In a highly-critical analysis of the prospects of independence, Mr Folkerts-Landau said: "Everyone has the right to self-determination and to exercise his or her democratic rights.

"But there are times when fundamental political decisions have negative consequences far beyond what voters and politicians could have imagined. We feel that we are on the threshold of one such moment.

"A Yes vote for Scottish independence on Thursday would go down in history as a political and economic mistake as large as Winston Churchill's decision in 1925 to return the pound to the Gold Standard or the failure of the Federal Reserve to provide sufficient liquidity to the US banking system, which we now know brought on the Great Depression in the US.

"These decisions - well-intentioned as they were - contributed to years of depression and suffering and could have been avoided had alternative decisions been taken."

But a spokesman for Scottish Finance Secretary John Swinney said: "With a Yes vote on Thursday, Scotland will become independent from stronger economic foundations than any other nation in history.

"Scotland is one of the world's wealthiest nations, with wealth per head higher than France, Japan and the rest of the UK - however for far too many people it doesn't feel that way.

"We already have well established institutions, solid economic foundations and according to the Financial Times will start life as an independent country from a strong fiscal position.

"This report would appear not to take account of any of that, at a time when more and more people in Scotland are waking up to the fact that we can, we should and we must vote Yes for a more prosperous country and a fairer society."

The paper concluded: "The economic and financial arguments against independence are overwhelming.
"But we prefer to conclude by marvelling at the 300 years in which everyone has benefited from Scotland being part of the union.
"The free movement of people has allowed greater innovation as network effects become multiplied. These can be seen, for example, in world-class universities on both sides of the border and in the spillover effect northward of London's financial centre status.
"Scotland has been able to punch above its weight via the platform of the UK and associated global trade and economic relationships.
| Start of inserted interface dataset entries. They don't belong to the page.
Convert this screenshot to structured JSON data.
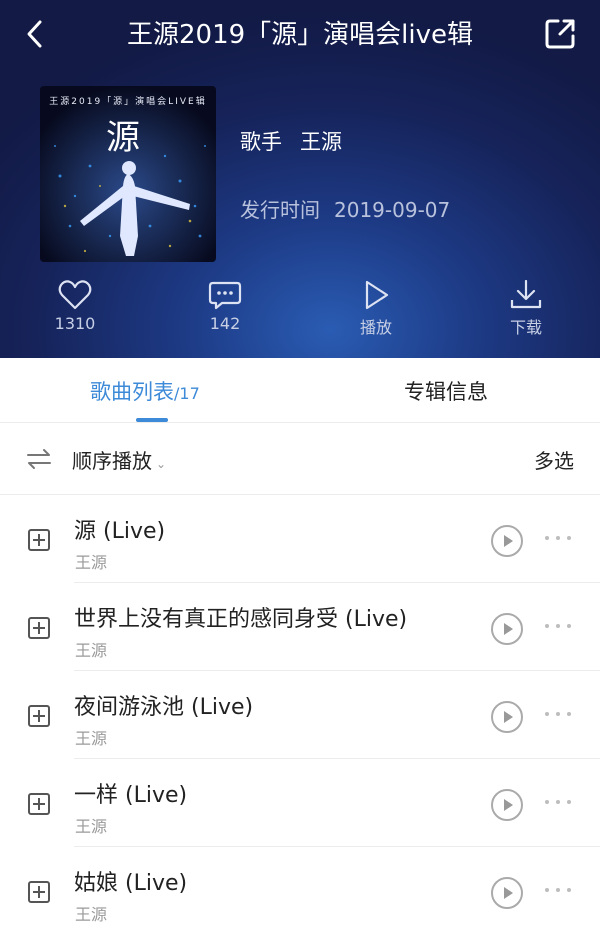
{
  "header": {
    "title": "王源2019「源」演唱会live辑"
  },
  "album": {
    "cover_caption": "王源2019「源」演唱会LIVE辑",
    "cover_glyph": "源",
    "artist_label": "歌手",
    "artist": "王源",
    "date_label": "发行时间",
    "date": "2019-09-07"
  },
  "actions": [
    {
      "icon": "heart-icon",
      "label": "1310"
    },
    {
      "icon": "comment-icon",
      "label": "142"
    },
    {
      "icon": "play-icon",
      "label": "播放"
    },
    {
      "icon": "download-icon",
      "label": "下载"
    }
  ],
  "tabs": {
    "songs_label": "歌曲列表",
    "songs_count": "/17",
    "info_label": "专辑信息"
  },
  "playbar": {
    "mode": "顺序播放",
    "multi": "多选"
  },
  "songs": [
    {
      "title": "源 (Live)",
      "artist": "王源"
    },
    {
      "title": "世界上没有真正的感同身受 (Live)",
      "artist": "王源"
    },
    {
      "title": "夜间游泳池 (Live)",
      "artist": "王源"
    },
    {
      "title": "一样 (Live)",
      "artist": "王源"
    },
    {
      "title": "姑娘 (Live)",
      "artist": "王源"
    }
  ],
  "colors": {
    "accent": "#3d8ad8",
    "hero_dark": "#121a45",
    "hero_light": "#2a5cb3"
  }
}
Finally, Scots have benefited from the sharing of fiscal and monetary risk.
"To end this relationship is simply a wrong turn."
Scotland would not automatically inherit the "stability and certainty" which had been provided by Whitehall and the Bank of England and there would be doubts until it could demonstrate "a tried and tested ability to govern and administer a modern economy", it said.
And keeping the pound as part of a currency union would mean Scotland becoming "a slave" to UK interest rates and forced to "severely tighten fiscal policy to establish credibility and to have the resources to underwrite the financial system".
The analysis added: "Without control of monetary policy, the Scottish Government would be unable to monetise or inflate away its debt.
"Scotland would therefore have to engage in severe austerity, either by cutting public spending or raising taxes or both, to establish fiscal credibility. In the meantime, Scottish interest rates would also rise."
It dismissed as "wishful thinking" the idea that Scotland could replicate the model of its Nordic neighbours.
"Most importantly, the world as it is evolving in the 21st century is a highly uncertain place with unstable geopolitics and a stressed economic and financial outlook," Mr Folkerts-Landau concluded.
"Why anyone would want to exit a successful economic and political union with a G5 country - a union which another part of Europe so desperately seeks to emulate - to go it alone for the benefit of... what exactly, is incomprehensible to this author."
Labour former prime minister Gordon Brown said: "The eyes of the world are on Scotland and the world is warning us.
"And never have so many warnings been given by so many, on so many occasions about the damage that separatism would cause.
"Just this evening one of the world's biggest banks joined the chorus of voices and said that a Yes vote for Scottish independence on Thursday would go down in history as one of the biggest political and economic mistakes in a century.
"The world is warning us that a Yes vote will see Scotland fall through an economic trap door. A trap door from which we could never escape."